About the exhibition

Contemporary artist Thomas Schütte (German, b. 1954) is best known for his public large-scale sculptures of figures that reimagine the role of statuary and monuments. The artist’s fascination with architecture as a kind of public sculpture that is both symbolic and practical complements his figurative practice and its exploration of the human form. Since the 1980s, Schütte has created a series of architectural models that conjure up spaces ranging from a tiny efficient home to a temple.  

Thomas Schütte: Crystal, Schütte’s site-specific installation at the Clark, is the artist’s first full-scale architectural artwork in the United States. It is located on a meadow near the top of Stone Hill, close to the woodland’s edge.  

Schütte arrived at the unusual asymmetrical shape of Crystal by imagining a small piece of crystal scaled up to architectural proportions. The interior is clad in wood and references the traditional materials of rural vernacular architecture; the outside is zinc-coated copper, a modern material that speaks to contemporary means and methods.  

Visitors enter the structure through doors on the northwest side; the southeast side of the structure is open and frames a view of six wild cherry and ash trees and the Hoosac mountain range that spreads out behind them toward North Adams. By drawing the visitor’s attention to this somewhat unexpected view, Crystal provides visitors the opportunity to reflect on how landscapes and places, including the Clark’s campus, are constructed and preserved. The structure’s unusual construction does not clearly communicate its purpose, allowing visitors to construct their own meanings for this newly made place.  

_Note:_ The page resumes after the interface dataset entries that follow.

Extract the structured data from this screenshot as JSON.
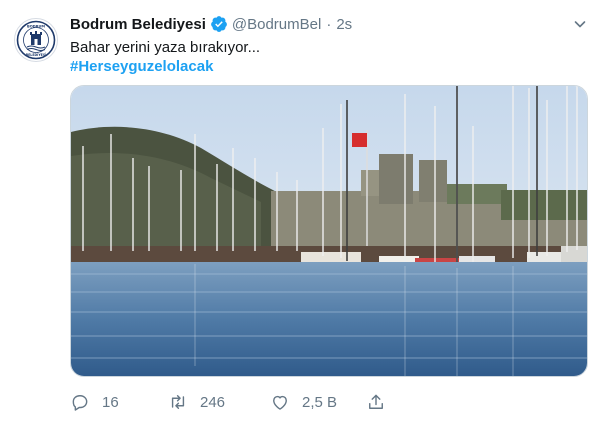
{
  "tweet": {
    "author_name": "Bodrum Belediyesi",
    "handle": "@BodrumBel",
    "separator": "·",
    "time": "2s",
    "text": "Bahar yerini yaza bırakıyor...",
    "hashtag": "#Herseyguzelolacak"
  },
  "avatar": {
    "icon": "municipality-emblem-icon",
    "ring_text_top": "BODRUM",
    "ring_text_bottom": "BELEDİYESİ"
  },
  "media": {
    "icon": "harbor-photo"
  },
  "actions": {
    "reply_count": "16",
    "retweet_count": "246",
    "like_count": "2,5 B",
    "share_icon": "share-icon"
  },
  "colors": {
    "accent": "#1da1f2",
    "secondary_text": "#657786",
    "primary_text": "#14171a",
    "verified_badge": "#1da1f2",
    "emblem": "#1f3a6b"
  }
}
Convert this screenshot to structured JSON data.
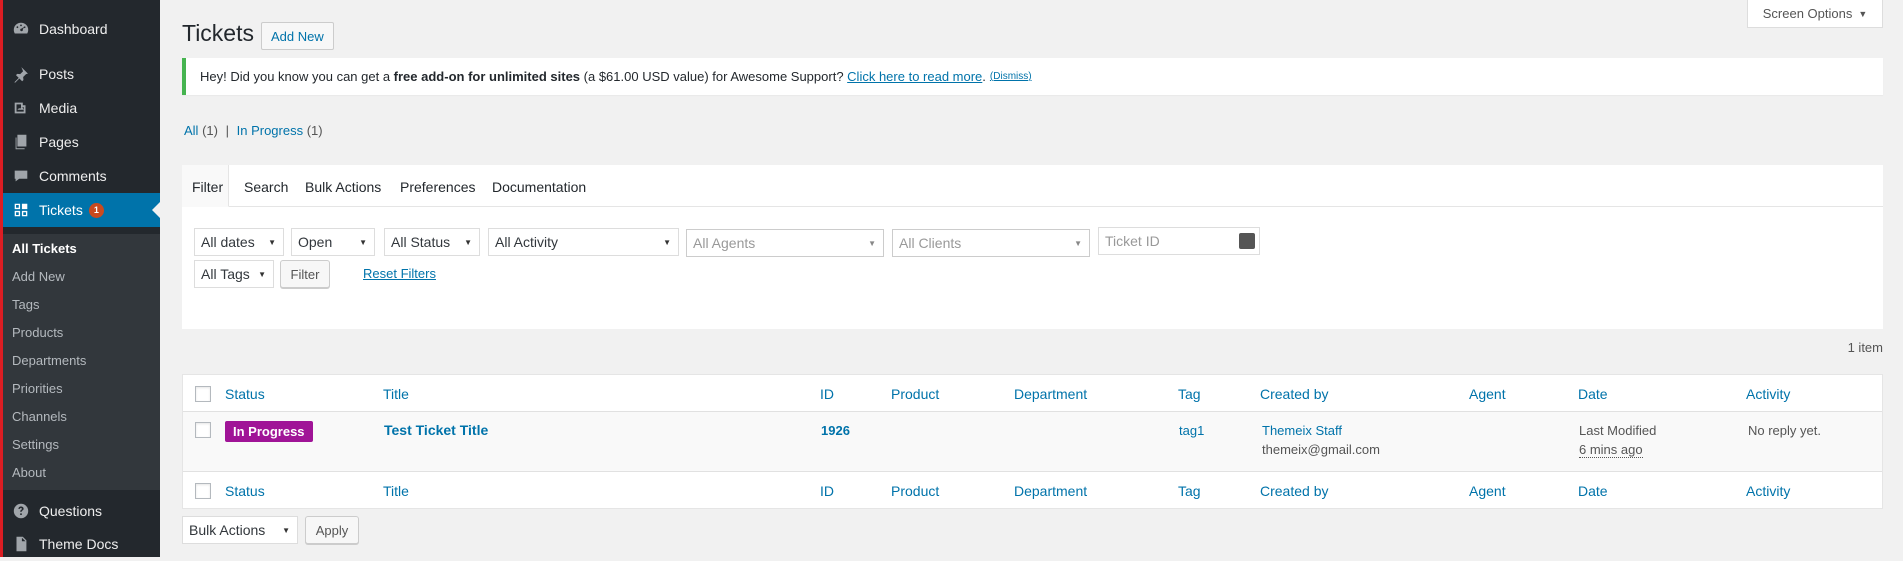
{
  "sidebar": {
    "dashboard": "Dashboard",
    "posts": "Posts",
    "media": "Media",
    "pages": "Pages",
    "comments": "Comments",
    "tickets": "Tickets",
    "tickets_badge": "1",
    "submenu": [
      "All Tickets",
      "Add New",
      "Tags",
      "Products",
      "Departments",
      "Priorities",
      "Channels",
      "Settings",
      "About"
    ],
    "questions": "Questions",
    "theme_docs": "Theme Docs"
  },
  "header": {
    "screen_options": "Screen Options",
    "title": "Tickets",
    "add_new": "Add New"
  },
  "notice": {
    "prefix": "Hey! Did you know you can get a ",
    "bold": "free add-on for unlimited sites",
    "middle": " (a $61.00 USD value) for Awesome Support? ",
    "link": "Click here to read more",
    "period": ".",
    "dismiss": "(Dismiss)"
  },
  "views": {
    "all": "All",
    "all_count": "(1)",
    "in_progress": "In Progress",
    "in_progress_count": "(1)"
  },
  "tabs": [
    "Filter",
    "Search",
    "Bulk Actions",
    "Preferences",
    "Documentation"
  ],
  "filters": {
    "dates": "All dates",
    "state": "Open",
    "status": "All Status",
    "activity": "All Activity",
    "agents": "All Agents",
    "clients": "All Clients",
    "ticket_id_placeholder": "Ticket ID",
    "tags": "All Tags",
    "filter_button": "Filter",
    "reset": "Reset Filters"
  },
  "items_count": "1 item",
  "table": {
    "columns": [
      "Status",
      "Title",
      "ID",
      "Product",
      "Department",
      "Tag",
      "Created by",
      "Agent",
      "Date",
      "Activity"
    ],
    "rows": [
      {
        "status": "In Progress",
        "title": "Test Ticket Title",
        "id": "1926",
        "product": "",
        "department": "",
        "tag": "tag1",
        "created_by_name": "Themeix Staff",
        "created_by_email": "themeix@gmail.com",
        "agent": "",
        "date_label": "Last Modified",
        "date_value": "6 mins ago",
        "activity": "No reply yet."
      }
    ]
  },
  "bottom": {
    "bulk_actions": "Bulk Actions",
    "apply": "Apply"
  },
  "colors": {
    "sidebar_bg": "#23282d",
    "accent_red": "#dc1d23",
    "active_blue": "#0073aa",
    "notice_green": "#46b450",
    "status_purple": "#a01497"
  }
}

Following the formal closing date of the exhibition, Thomas Schütte and the Clark agreed to keep Crystal on view indefinitely.  The structure is a distinctive addition to the landscape and is a popular destination for those who walk the Clark’s trails. 

Click here to view a trail map.

Major funding for Thomas Schütte: Crystal comes from the Ellsworth Kelly Foundation and from Elise Jaffe + Jeffrey Brown, whose gift made possible Crystal’s project design and architectural work.